After researching Laura Marks and Britta Jaschinski it was really changed the way I look at animals.Its even led to a this weird loose theory I have, that the amount your animal appears to love you is based on the conditions you keep it. For an example we take the urban pet, the animal that is kept in a small space all day, with no other animals to interact with, it spends the majority of it's life indoors alone. When the owner is home, the pet is now able to interact with another presence! it's fed, able to go out side for exercise. It's days are empty without the owner. In these conditions it really lives for the owner it really has not much else. So from the owners perspective ti really does appear like the animal loves you because your very presence is it's only form of interaction with the outside world.
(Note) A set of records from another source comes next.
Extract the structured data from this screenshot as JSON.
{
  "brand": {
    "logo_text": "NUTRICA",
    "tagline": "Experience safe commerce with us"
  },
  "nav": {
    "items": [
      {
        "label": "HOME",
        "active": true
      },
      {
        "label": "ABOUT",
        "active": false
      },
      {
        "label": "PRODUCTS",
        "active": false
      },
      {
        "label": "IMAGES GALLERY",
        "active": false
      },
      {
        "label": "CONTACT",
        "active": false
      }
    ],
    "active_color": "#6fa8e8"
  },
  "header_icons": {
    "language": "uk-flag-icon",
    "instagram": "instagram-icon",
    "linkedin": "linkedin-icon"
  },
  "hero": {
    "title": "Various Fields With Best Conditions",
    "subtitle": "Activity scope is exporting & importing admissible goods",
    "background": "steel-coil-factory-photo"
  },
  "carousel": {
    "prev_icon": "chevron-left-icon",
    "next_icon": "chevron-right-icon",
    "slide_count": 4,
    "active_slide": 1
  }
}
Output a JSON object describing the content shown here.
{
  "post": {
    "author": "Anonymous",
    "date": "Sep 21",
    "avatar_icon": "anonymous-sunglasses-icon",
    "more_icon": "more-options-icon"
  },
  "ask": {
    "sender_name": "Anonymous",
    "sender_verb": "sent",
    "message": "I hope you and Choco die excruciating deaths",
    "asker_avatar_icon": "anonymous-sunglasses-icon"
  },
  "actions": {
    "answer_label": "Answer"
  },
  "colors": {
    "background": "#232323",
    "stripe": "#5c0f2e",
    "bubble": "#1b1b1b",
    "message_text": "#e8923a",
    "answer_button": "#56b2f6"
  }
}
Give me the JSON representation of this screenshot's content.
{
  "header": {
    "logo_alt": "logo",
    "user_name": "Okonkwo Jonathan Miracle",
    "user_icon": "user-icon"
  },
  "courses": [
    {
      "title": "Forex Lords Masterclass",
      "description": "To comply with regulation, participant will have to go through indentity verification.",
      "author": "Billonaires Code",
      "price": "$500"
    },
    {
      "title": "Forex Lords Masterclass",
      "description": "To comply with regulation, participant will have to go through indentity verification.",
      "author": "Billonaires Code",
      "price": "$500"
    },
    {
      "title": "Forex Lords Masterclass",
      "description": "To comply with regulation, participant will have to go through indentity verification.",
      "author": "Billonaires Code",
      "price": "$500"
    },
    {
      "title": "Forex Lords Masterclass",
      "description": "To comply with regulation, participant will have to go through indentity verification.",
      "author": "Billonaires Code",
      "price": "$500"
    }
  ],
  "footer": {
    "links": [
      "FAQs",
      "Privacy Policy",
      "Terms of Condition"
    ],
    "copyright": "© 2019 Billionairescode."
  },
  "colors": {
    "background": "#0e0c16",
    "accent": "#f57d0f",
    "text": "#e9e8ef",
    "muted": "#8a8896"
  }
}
On the other hand I am often criticised because my pets don't really react when encountering humans or me! they don't really exhibit qualities that resemble love, unless they are about to be fed. I largely believe this is because of the way they are kept. On a farm the owner rarely leaves, the pet has a huge area to explore, lots of other animals to interact with the human is less important to their existence.